| To do |
What you return must match the listing word for word.

| Exercise material |
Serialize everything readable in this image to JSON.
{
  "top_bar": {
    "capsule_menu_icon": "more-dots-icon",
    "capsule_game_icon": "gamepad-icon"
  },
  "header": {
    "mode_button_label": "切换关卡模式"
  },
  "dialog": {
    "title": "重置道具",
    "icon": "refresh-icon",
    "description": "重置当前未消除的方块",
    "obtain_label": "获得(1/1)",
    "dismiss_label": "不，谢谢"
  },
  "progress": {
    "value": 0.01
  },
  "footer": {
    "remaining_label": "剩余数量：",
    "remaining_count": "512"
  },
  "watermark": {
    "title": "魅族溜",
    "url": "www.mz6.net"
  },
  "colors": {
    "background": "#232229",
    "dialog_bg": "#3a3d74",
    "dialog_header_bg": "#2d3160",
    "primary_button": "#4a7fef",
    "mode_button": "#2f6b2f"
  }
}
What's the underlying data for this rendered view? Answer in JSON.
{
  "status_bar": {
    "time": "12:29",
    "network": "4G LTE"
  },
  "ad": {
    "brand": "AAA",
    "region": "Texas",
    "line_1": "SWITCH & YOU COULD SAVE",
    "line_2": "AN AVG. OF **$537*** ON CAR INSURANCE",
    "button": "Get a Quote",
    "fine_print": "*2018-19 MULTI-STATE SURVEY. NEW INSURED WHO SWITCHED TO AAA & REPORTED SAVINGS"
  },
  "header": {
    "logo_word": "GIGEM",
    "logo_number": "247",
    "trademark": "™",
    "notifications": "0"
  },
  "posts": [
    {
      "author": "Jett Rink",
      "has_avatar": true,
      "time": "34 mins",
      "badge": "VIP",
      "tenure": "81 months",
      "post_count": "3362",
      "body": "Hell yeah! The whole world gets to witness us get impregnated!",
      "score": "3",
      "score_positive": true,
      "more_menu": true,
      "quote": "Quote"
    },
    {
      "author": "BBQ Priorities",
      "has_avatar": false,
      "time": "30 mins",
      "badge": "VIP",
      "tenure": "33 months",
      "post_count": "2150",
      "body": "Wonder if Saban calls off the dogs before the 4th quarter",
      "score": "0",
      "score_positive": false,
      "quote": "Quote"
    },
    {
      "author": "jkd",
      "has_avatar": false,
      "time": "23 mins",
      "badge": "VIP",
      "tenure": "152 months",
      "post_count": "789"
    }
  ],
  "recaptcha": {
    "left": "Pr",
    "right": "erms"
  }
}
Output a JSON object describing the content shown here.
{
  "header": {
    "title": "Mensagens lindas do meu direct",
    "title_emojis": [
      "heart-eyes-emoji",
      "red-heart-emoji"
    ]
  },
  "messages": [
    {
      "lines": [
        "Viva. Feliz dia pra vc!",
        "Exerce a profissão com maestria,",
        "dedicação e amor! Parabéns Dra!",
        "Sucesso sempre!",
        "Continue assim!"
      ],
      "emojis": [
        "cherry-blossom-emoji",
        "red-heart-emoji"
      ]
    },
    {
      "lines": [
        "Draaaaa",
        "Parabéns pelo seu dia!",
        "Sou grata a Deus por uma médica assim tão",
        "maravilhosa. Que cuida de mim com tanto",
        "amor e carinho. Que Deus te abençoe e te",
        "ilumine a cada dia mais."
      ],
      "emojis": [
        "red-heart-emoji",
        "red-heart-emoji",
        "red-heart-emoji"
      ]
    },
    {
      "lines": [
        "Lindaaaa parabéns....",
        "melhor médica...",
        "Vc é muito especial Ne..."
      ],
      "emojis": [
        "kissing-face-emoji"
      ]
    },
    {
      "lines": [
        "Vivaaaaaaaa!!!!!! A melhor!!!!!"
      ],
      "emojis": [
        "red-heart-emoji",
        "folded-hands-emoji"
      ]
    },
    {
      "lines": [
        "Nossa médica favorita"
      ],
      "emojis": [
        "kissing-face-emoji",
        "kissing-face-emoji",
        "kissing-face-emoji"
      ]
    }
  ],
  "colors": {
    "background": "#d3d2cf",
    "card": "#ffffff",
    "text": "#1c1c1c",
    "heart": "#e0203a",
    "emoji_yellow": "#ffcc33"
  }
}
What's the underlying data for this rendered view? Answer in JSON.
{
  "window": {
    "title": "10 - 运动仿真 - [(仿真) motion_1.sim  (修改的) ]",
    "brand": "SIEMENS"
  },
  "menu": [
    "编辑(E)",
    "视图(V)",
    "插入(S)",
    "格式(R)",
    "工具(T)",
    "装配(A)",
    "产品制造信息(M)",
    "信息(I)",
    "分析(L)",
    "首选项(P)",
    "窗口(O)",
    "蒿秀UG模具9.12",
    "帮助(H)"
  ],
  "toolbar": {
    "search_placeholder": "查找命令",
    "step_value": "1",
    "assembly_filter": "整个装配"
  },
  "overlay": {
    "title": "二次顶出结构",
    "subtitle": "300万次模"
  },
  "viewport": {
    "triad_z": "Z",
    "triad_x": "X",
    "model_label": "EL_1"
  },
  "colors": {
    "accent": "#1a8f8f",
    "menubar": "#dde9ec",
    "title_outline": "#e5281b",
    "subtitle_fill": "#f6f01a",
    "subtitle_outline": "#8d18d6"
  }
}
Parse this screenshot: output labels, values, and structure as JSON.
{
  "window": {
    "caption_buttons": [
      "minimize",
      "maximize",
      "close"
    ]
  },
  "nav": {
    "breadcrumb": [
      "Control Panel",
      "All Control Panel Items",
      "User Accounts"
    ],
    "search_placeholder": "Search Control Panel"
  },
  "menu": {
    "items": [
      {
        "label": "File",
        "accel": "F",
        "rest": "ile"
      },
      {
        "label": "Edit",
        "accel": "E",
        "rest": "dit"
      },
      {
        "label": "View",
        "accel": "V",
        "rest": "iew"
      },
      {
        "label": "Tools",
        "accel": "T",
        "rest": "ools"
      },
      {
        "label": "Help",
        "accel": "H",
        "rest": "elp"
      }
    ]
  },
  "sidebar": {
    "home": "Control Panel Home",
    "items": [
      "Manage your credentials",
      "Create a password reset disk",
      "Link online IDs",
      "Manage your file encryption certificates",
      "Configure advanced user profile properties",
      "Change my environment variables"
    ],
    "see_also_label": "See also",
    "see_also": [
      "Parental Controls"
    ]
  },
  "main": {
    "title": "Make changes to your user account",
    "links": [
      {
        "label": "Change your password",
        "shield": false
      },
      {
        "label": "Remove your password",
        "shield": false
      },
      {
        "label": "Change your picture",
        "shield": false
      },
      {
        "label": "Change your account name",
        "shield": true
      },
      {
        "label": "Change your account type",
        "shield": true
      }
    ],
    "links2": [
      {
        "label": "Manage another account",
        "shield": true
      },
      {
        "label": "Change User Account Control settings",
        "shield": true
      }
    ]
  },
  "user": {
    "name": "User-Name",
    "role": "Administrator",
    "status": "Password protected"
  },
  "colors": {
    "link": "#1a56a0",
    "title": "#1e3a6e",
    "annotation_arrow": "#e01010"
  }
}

| Response area |
Serialize everything readable in this image to JSON.
{
  "top_bar": {
    "capsule_menu_icon": "more-dots-icon",
    "capsule_game_icon": "gamepad-icon"
  },
  "header": {
    "mode_button_label": "切换关卡模式"
  },
  "dialog": {
    "title": "重置道具",
    "icon": "refresh-icon",
    "description": "重置当前未消除的方块",
    "obtain_label": "获得(1/1)",
    "dismiss_label": "不，谢谢"
  },
  "progress": {
    "value": 0.01
  },
  "footer": {
    "remaining_label": "剩余数量：",
    "remaining_count": "512"
  },
  "watermark": {
    "title": "魅族溜",
    "url": "www.mz6.net"
  },
  "colors": {
    "background": "#232229",
    "dialog_bg": "#3a3d74",
    "dialog_header_bg": "#2d3160",
    "primary_button": "#4a7fef",
    "mode_button": "#2f6b2f"
  }
}
What's the underlying data for this rendered view? Answer in JSON.
{
  "status_bar": {
    "time": "12:29",
    "network": "4G LTE"
  },
  "ad": {
    "brand": "AAA",
    "region": "Texas",
    "line_1": "SWITCH & YOU COULD SAVE",
    "line_2": "AN AVG. OF **$537*** ON CAR INSURANCE",
    "button": "Get a Quote",
    "fine_print": "*2018-19 MULTI-STATE SURVEY. NEW INSURED WHO SWITCHED TO AAA & REPORTED SAVINGS"
  },
  "header": {
    "logo_word": "GIGEM",
    "logo_number": "247",
    "trademark": "™",
    "notifications": "0"
  },
  "posts": [
    {
      "author": "Jett Rink",
      "has_avatar": true,
      "time": "34 mins",
      "badge": "VIP",
      "tenure": "81 months",
      "post_count": "3362",
      "body": "Hell yeah! The whole world gets to witness us get impregnated!",
      "score": "3",
      "score_positive": true,
      "more_menu": true,
      "quote": "Quote"
    },
    {
      "author": "BBQ Priorities",
      "has_avatar": false,
      "time": "30 mins",
      "badge": "VIP",
      "tenure": "33 months",
      "post_count": "2150",
      "body": "Wonder if Saban calls off the dogs before the 4th quarter",
      "score": "0",
      "score_positive": false,
      "quote": "Quote"
    },
    {
      "author": "jkd",
      "has_avatar": false,
      "time": "23 mins",
      "badge": "VIP",
      "tenure": "152 months",
      "post_count": "789"
    }
  ],
  "recaptcha": {
    "left": "Pr",
    "right": "erms"
  }
}
Output a JSON object describing the content shown here.
{
  "header": {
    "title": "Mensagens lindas do meu direct",
    "title_emojis": [
      "heart-eyes-emoji",
      "red-heart-emoji"
    ]
  },
  "messages": [
    {
      "lines": [
        "Viva. Feliz dia pra vc!",
        "Exerce a profissão com maestria,",
        "dedicação e amor! Parabéns Dra!",
        "Sucesso sempre!",
        "Continue assim!"
      ],
      "emojis": [
        "cherry-blossom-emoji",
        "red-heart-emoji"
      ]
    },
    {
      "lines": [
        "Draaaaa",
        "Parabéns pelo seu dia!",
        "Sou grata a Deus por uma médica assim tão",
        "maravilhosa. Que cuida de mim com tanto",
        "amor e carinho. Que Deus te abençoe e te",
        "ilumine a cada dia mais."
      ],
      "emojis": [
        "red-heart-emoji",
        "red-heart-emoji",
        "red-heart-emoji"
      ]
    },
    {
      "lines": [
        "Lindaaaa parabéns....",
        "melhor médica...",
        "Vc é muito especial Ne..."
      ],
      "emojis": [
        "kissing-face-emoji"
      ]
    },
    {
      "lines": [
        "Vivaaaaaaaa!!!!!! A melhor!!!!!"
      ],
      "emojis": [
        "red-heart-emoji",
        "folded-hands-emoji"
      ]
    },
    {
      "lines": [
        "Nossa médica favorita"
      ],
      "emojis": [
        "kissing-face-emoji",
        "kissing-face-emoji",
        "kissing-face-emoji"
      ]
    }
  ],
  "colors": {
    "background": "#d3d2cf",
    "card": "#ffffff",
    "text": "#1c1c1c",
    "heart": "#e0203a",
    "emoji_yellow": "#ffcc33"
  }
}
What's the underlying data for this rendered view? Answer in JSON.
{
  "window": {
    "title": "10 - 运动仿真 - [(仿真) motion_1.sim  (修改的) ]",
    "brand": "SIEMENS"
  },
  "menu": [
    "编辑(E)",
    "视图(V)",
    "插入(S)",
    "格式(R)",
    "工具(T)",
    "装配(A)",
    "产品制造信息(M)",
    "信息(I)",
    "分析(L)",
    "首选项(P)",
    "窗口(O)",
    "蒿秀UG模具9.12",
    "帮助(H)"
  ],
  "toolbar": {
    "search_placeholder": "查找命令",
    "step_value": "1",
    "assembly_filter": "整个装配"
  },
  "overlay": {
    "title": "二次顶出结构",
    "subtitle": "300万次模"
  },
  "viewport": {
    "triad_z": "Z",
    "triad_x": "X",
    "model_label": "EL_1"
  },
  "colors": {
    "accent": "#1a8f8f",
    "menubar": "#dde9ec",
    "title_outline": "#e5281b",
    "subtitle_fill": "#f6f01a",
    "subtitle_outline": "#8d18d6"
  }
}
Parse this screenshot: output labels, values, and structure as JSON.
{
  "window": {
    "caption_buttons": [
      "minimize",
      "maximize",
      "close"
    ]
  },
  "nav": {
    "breadcrumb": [
      "Control Panel",
      "All Control Panel Items",
      "User Accounts"
    ],
    "search_placeholder": "Search Control Panel"
  },
  "menu": {
    "items": [
      {
        "label": "File",
        "accel": "F",
        "rest": "ile"
      },
      {
        "label": "Edit",
        "accel": "E",
        "rest": "dit"
      },
      {
        "label": "View",
        "accel": "V",
        "rest": "iew"
      },
      {
        "label": "Tools",
        "accel": "T",
        "rest": "ools"
      },
      {
        "label": "Help",
        "accel": "H",
        "rest": "elp"
      }
    ]
  },
  "sidebar": {
    "home": "Control Panel Home",
    "items": [
      "Manage your credentials",
      "Create a password reset disk",
      "Link online IDs",
      "Manage your file encryption certificates",
      "Configure advanced user profile properties",
      "Change my environment variables"
    ],
    "see_also_label": "See also",
    "see_also": [
      "Parental Controls"
    ]
  },
  "main": {
    "title": "Make changes to your user account",
    "links": [
      {
        "label": "Change your password",
        "shield": false
      },
      {
        "label": "Remove your password",
        "shield": false
      },
      {
        "label": "Change your picture",
        "shield": false
      },
      {
        "label": "Change your account name",
        "shield": true
      },
      {
        "label": "Change your account type",
        "shield": true
      }
    ],
    "links2": [
      {
        "label": "Manage another account",
        "shield": true
      },
      {
        "label": "Change User Account Control settings",
        "shield": true
      }
    ]
  },
  "user": {
    "name": "User-Name",
    "role": "Administrator",
    "status": "Password protected"
  },
  "colors": {
    "link": "#1a56a0",
    "title": "#1e3a6e",
    "annotation_arrow": "#e01010"
  }
}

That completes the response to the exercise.